* Task goal *
No pictures should be carried over. Output all other parts of the entries verbatim.

* Listed records *
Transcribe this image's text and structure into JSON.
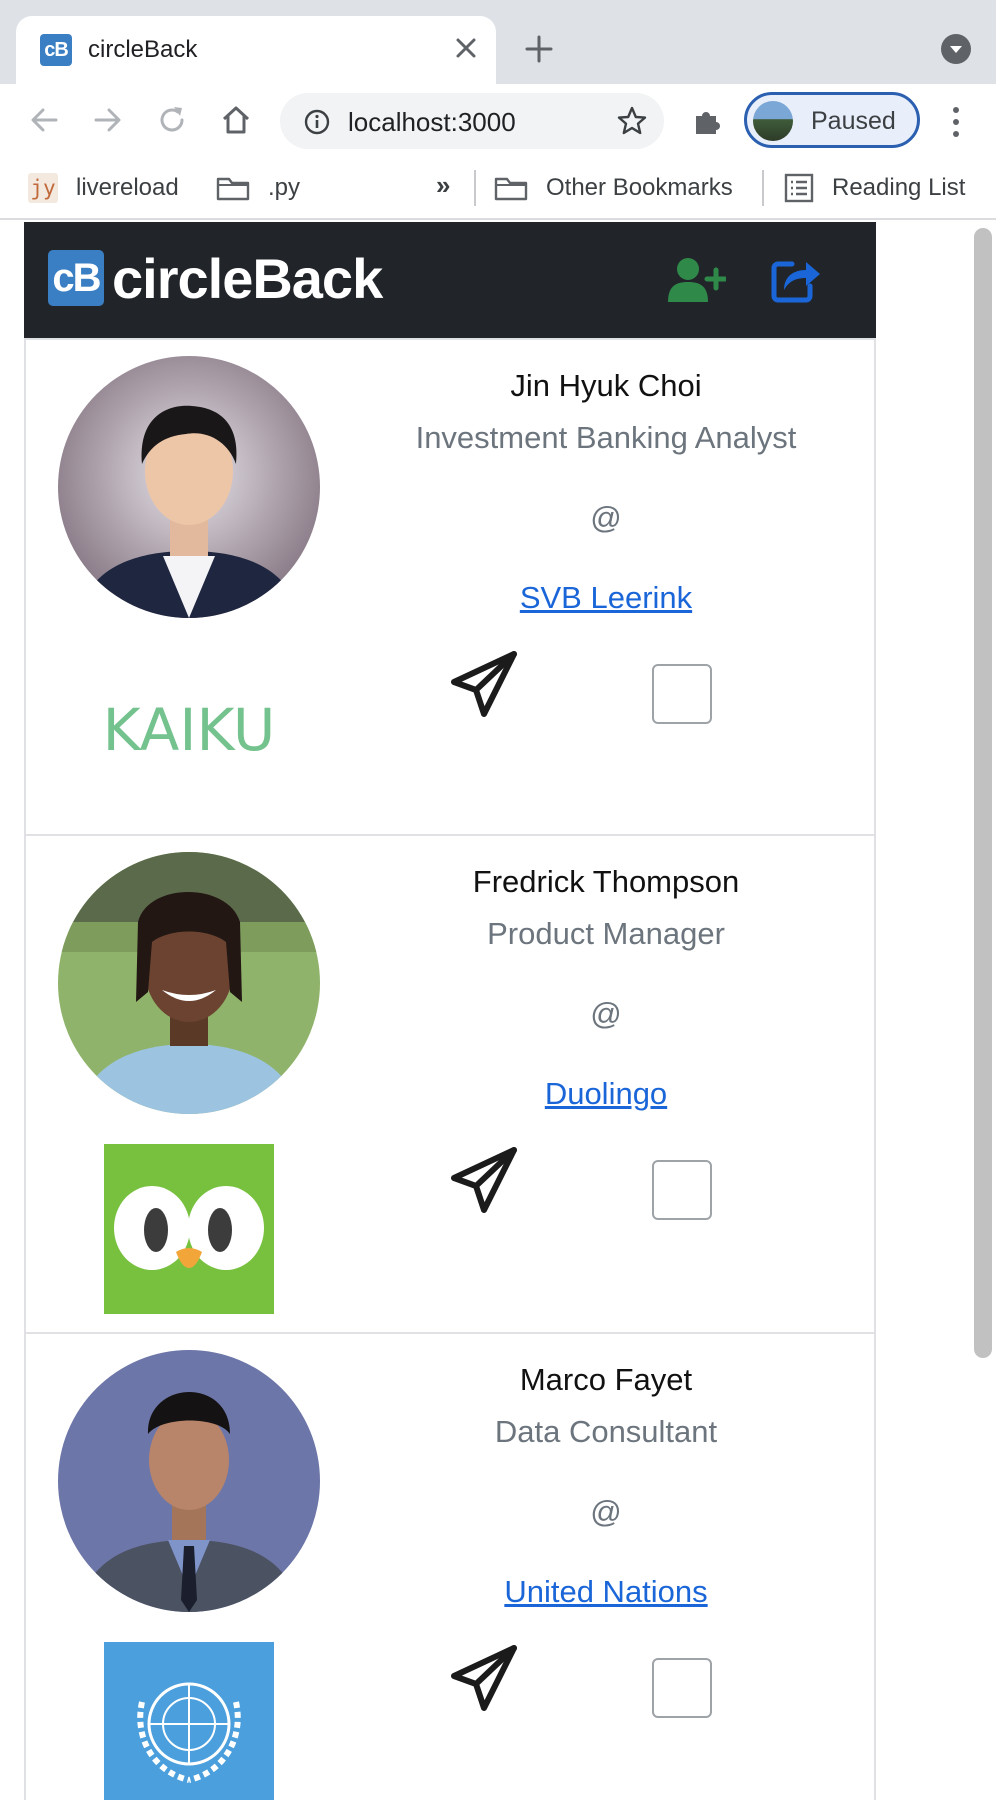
{
  "browser": {
    "tab_title": "circleBack",
    "tab_favicon_text": "cB",
    "url": "localhost:3000",
    "profile_label": "Paused",
    "bookmarks": {
      "item1_badge": "jy",
      "item1_label": "livereload",
      "item2_label": ".py",
      "overflow": "»",
      "other": "Other Bookmarks",
      "reading_list": "Reading List"
    }
  },
  "app": {
    "brand_logo": "cB",
    "brand_name": "circleBack",
    "colors": {
      "navbar": "#212529",
      "add_icon": "#2f8a4a",
      "share_icon": "#1a66d8",
      "link": "#1a66d8"
    }
  },
  "contacts": [
    {
      "name": "Jin Hyuk Choi",
      "title": "Investment Banking Analyst",
      "at": "@",
      "company": "SVB Leerink",
      "logo_text": "KAIKU",
      "sent": false
    },
    {
      "name": "Fredrick Thompson",
      "title": "Product Manager",
      "at": "@",
      "company": "Duolingo",
      "sent": false
    },
    {
      "name": "Marco Fayet",
      "title": "Data Consultant",
      "at": "@",
      "company": "United Nations",
      "sent": false
    }
  ]
}
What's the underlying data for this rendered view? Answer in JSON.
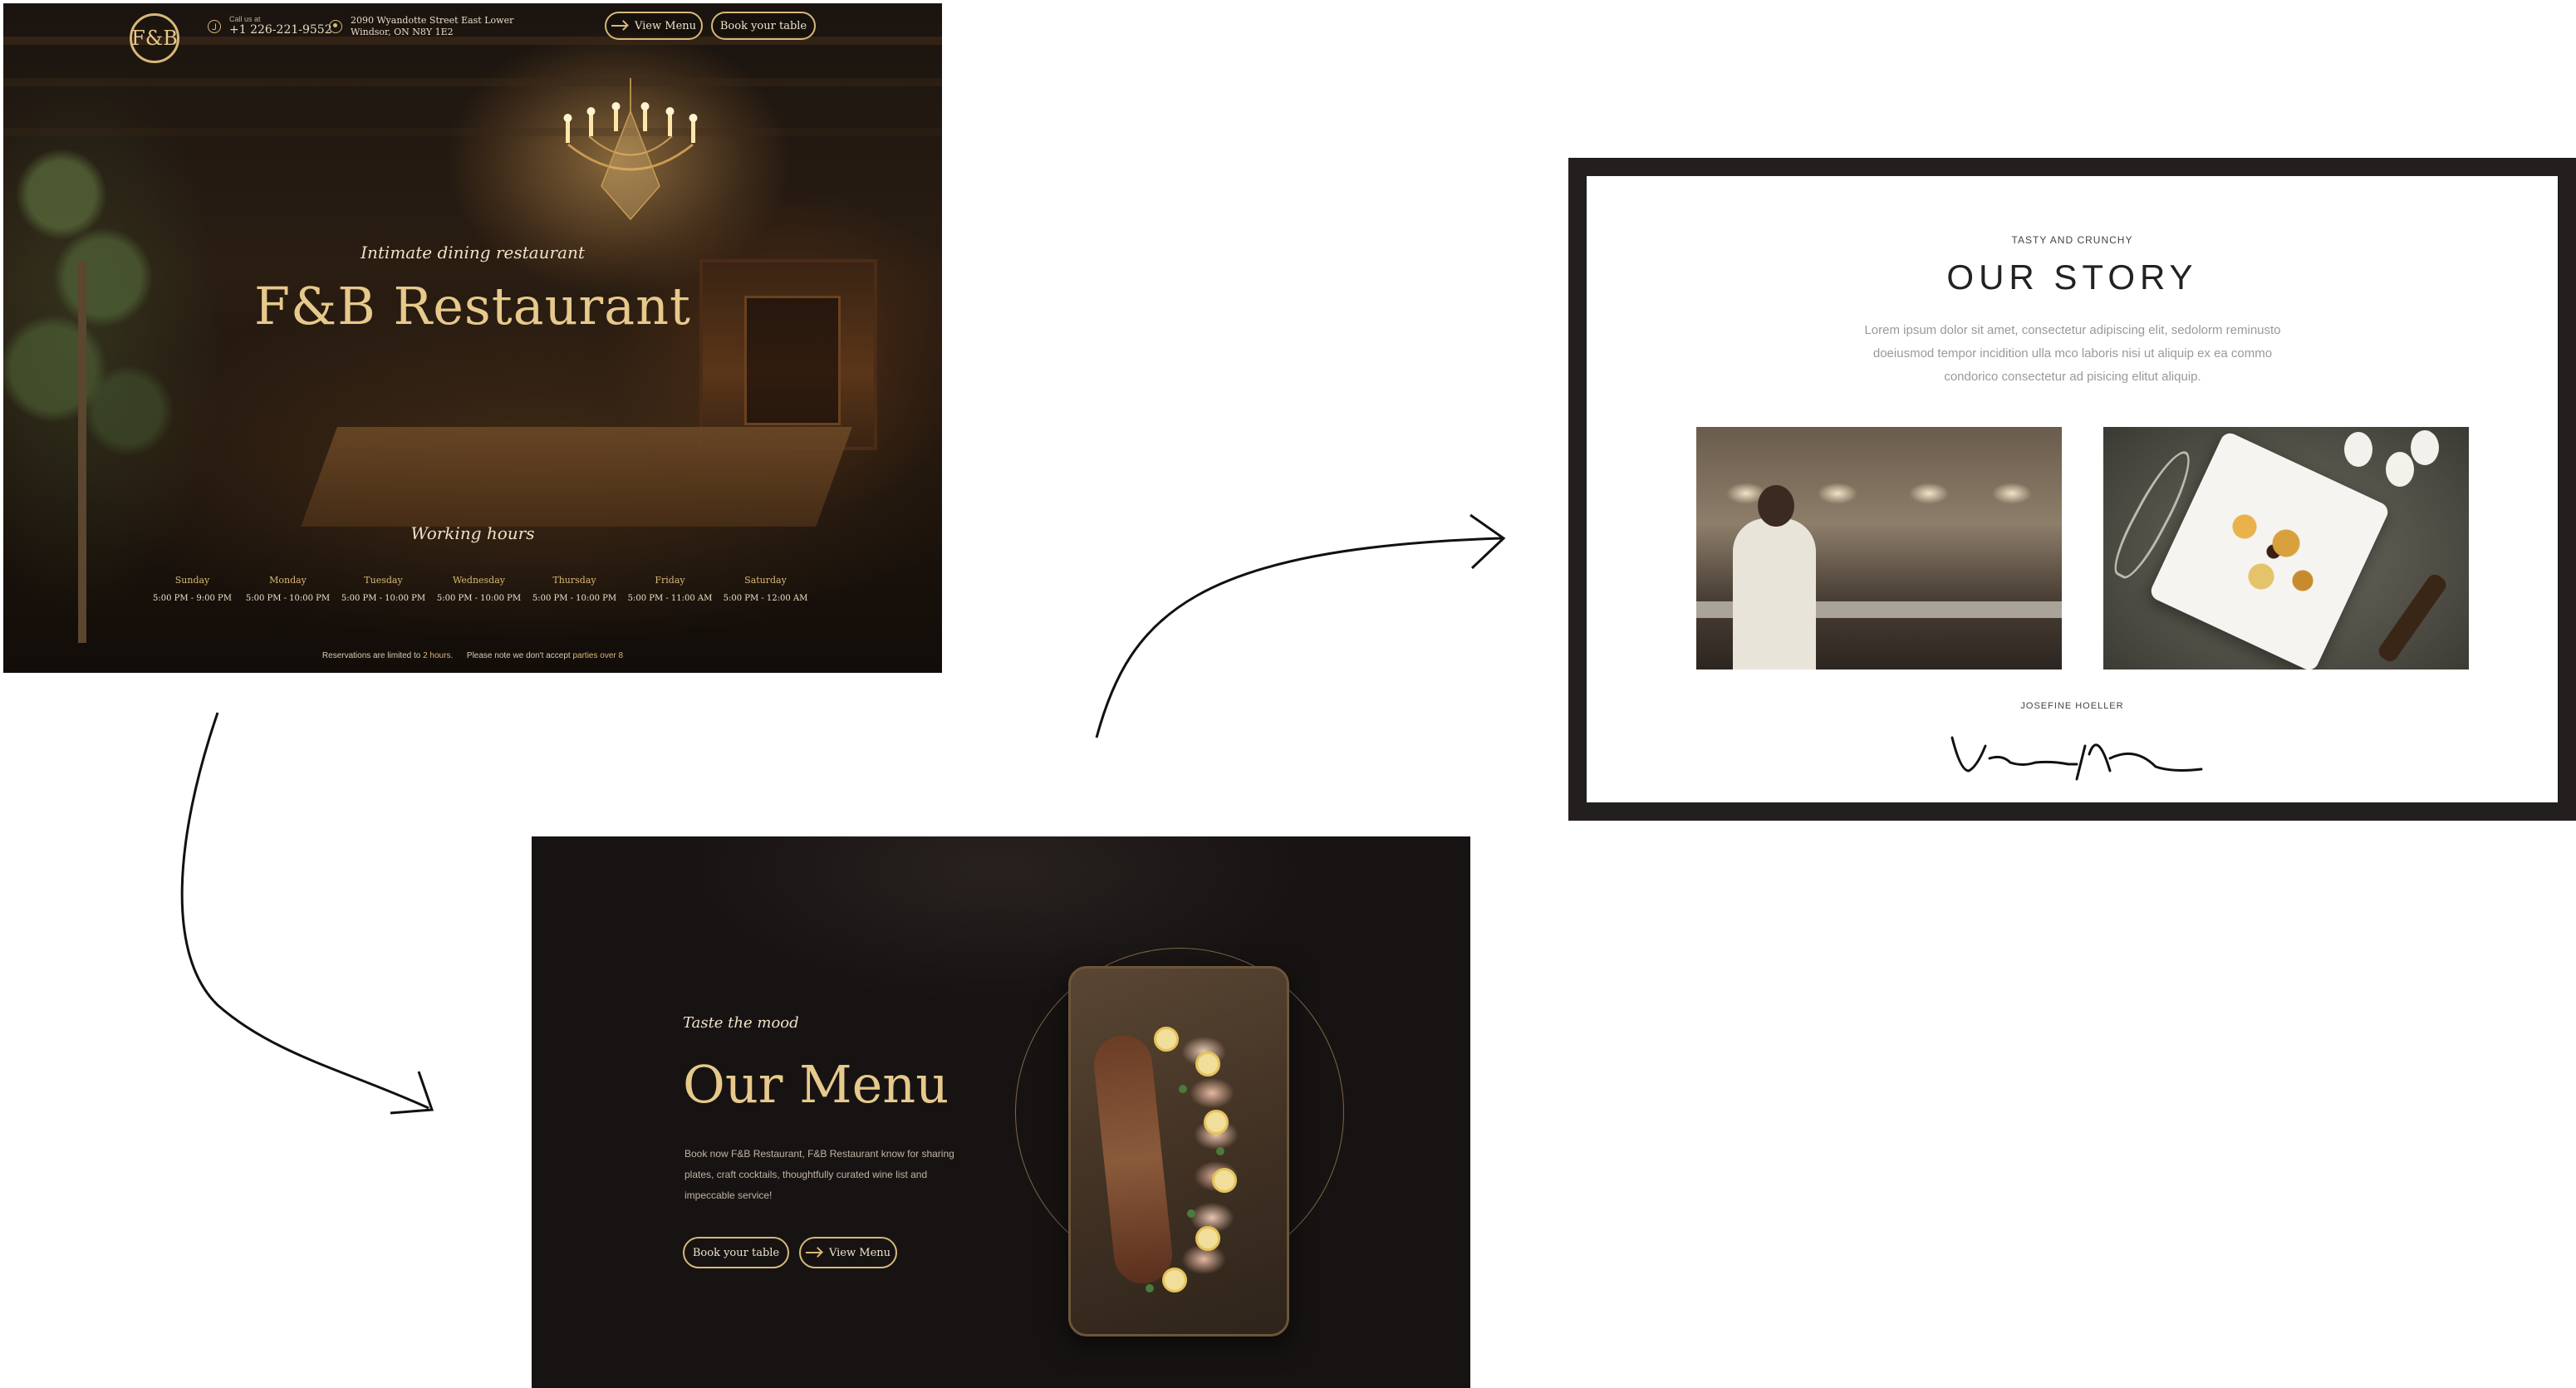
{
  "hero": {
    "logo": "F&B",
    "phone_label": "Call us at",
    "phone": "+1 226-221-9552",
    "address_line1": "2090 Wyandotte Street East Lower",
    "address_line2": "Windsor, ON N8Y 1E2",
    "view_menu_label": "View Menu",
    "book_table_label": "Book your table",
    "tagline": "Intimate dining restaurant",
    "title": "F&B Restaurant",
    "hours_title": "Working hours",
    "hours": [
      {
        "day": "Sunday",
        "time": "5:00 PM - 9:00 PM"
      },
      {
        "day": "Monday",
        "time": "5:00 PM - 10:00 PM"
      },
      {
        "day": "Tuesday",
        "time": "5:00 PM - 10:00 PM"
      },
      {
        "day": "Wednesday",
        "time": "5:00 PM - 10:00 PM"
      },
      {
        "day": "Thursday",
        "time": "5:00 PM - 10:00 PM"
      },
      {
        "day": "Friday",
        "time": "5:00 PM - 11:00 AM"
      },
      {
        "day": "Saturday",
        "time": "5:00 PM - 12:00 AM"
      }
    ],
    "note_prefix": "Reservations are limited to",
    "note_hours": "2 hours.",
    "note_middle": "Please note we don't accept",
    "note_parties": "parties over 8"
  },
  "story": {
    "eyebrow": "TASTY AND CRUNCHY",
    "title": "OUR STORY",
    "body": "Lorem ipsum dolor sit amet, consectetur adipiscing elit, sedolorm reminusto doeiusmod tempor incidition ulla mco laboris nisi ut aliquip ex ea commo condorico consectetur ad pisicing elitut aliquip.",
    "signature_name": "JOSEFINE HOELLER"
  },
  "menu": {
    "tagline": "Taste the mood",
    "title": "Our Menu",
    "body": "Book now F&B Restaurant, F&B Restaurant know for sharing plates, craft cocktails, thoughtfully curated wine list and impeccable service!",
    "book_table_label": "Book your table",
    "view_menu_label": "View Menu"
  },
  "colors": {
    "gold": "#d8b878",
    "title_gold": "#e7c98b",
    "dark_bg": "#171313",
    "frame": "#231f1f"
  }
}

* Result for this exercise *
Transcribe this image's text and structure into JSON.
{
  "browser": {
    "tab_title": "circleBack",
    "tab_favicon_text": "cB",
    "url": "localhost:3000",
    "profile_label": "Paused",
    "bookmarks": {
      "item1_badge": "jy",
      "item1_label": "livereload",
      "item2_label": ".py",
      "overflow": "»",
      "other": "Other Bookmarks",
      "reading_list": "Reading List"
    }
  },
  "app": {
    "brand_logo": "cB",
    "brand_name": "circleBack",
    "colors": {
      "navbar": "#212529",
      "add_icon": "#2f8a4a",
      "share_icon": "#1a66d8",
      "link": "#1a66d8"
    }
  },
  "contacts": [
    {
      "name": "Jin Hyuk Choi",
      "title": "Investment Banking Analyst",
      "at": "@",
      "company": "SVB Leerink",
      "logo_text": "KAIKU",
      "sent": false
    },
    {
      "name": "Fredrick Thompson",
      "title": "Product Manager",
      "at": "@",
      "company": "Duolingo",
      "sent": false
    },
    {
      "name": "Marco Fayet",
      "title": "Data Consultant",
      "at": "@",
      "company": "United Nations",
      "sent": false
    }
  ]
}
What's the underlying data for this rendered view? Answer in JSON.
{
  "hero": {
    "logo": "F&B",
    "phone_label": "Call us at",
    "phone": "+1 226-221-9552",
    "address_line1": "2090 Wyandotte Street East Lower",
    "address_line2": "Windsor, ON N8Y 1E2",
    "view_menu_label": "View Menu",
    "book_table_label": "Book your table",
    "tagline": "Intimate dining restaurant",
    "title": "F&B Restaurant",
    "hours_title": "Working hours",
    "hours": [
      {
        "day": "Sunday",
        "time": "5:00 PM - 9:00 PM"
      },
      {
        "day": "Monday",
        "time": "5:00 PM - 10:00 PM"
      },
      {
        "day": "Tuesday",
        "time": "5:00 PM - 10:00 PM"
      },
      {
        "day": "Wednesday",
        "time": "5:00 PM - 10:00 PM"
      },
      {
        "day": "Thursday",
        "time": "5:00 PM - 10:00 PM"
      },
      {
        "day": "Friday",
        "time": "5:00 PM - 11:00 AM"
      },
      {
        "day": "Saturday",
        "time": "5:00 PM - 12:00 AM"
      }
    ],
    "note_prefix": "Reservations are limited to",
    "note_hours": "2 hours.",
    "note_middle": "Please note we don't accept",
    "note_parties": "parties over 8"
  },
  "story": {
    "eyebrow": "TASTY AND CRUNCHY",
    "title": "OUR STORY",
    "body": "Lorem ipsum dolor sit amet, consectetur adipiscing elit, sedolorm reminusto doeiusmod tempor incidition ulla mco laboris nisi ut aliquip ex ea commo condorico consectetur ad pisicing elitut aliquip.",
    "signature_name": "JOSEFINE HOELLER"
  },
  "menu": {
    "tagline": "Taste the mood",
    "title": "Our Menu",
    "body": "Book now F&B Restaurant, F&B Restaurant know for sharing plates, craft cocktails, thoughtfully curated wine list and impeccable service!",
    "book_table_label": "Book your table",
    "view_menu_label": "View Menu"
  },
  "colors": {
    "gold": "#d8b878",
    "title_gold": "#e7c98b",
    "dark_bg": "#171313",
    "frame": "#231f1f"
  }
}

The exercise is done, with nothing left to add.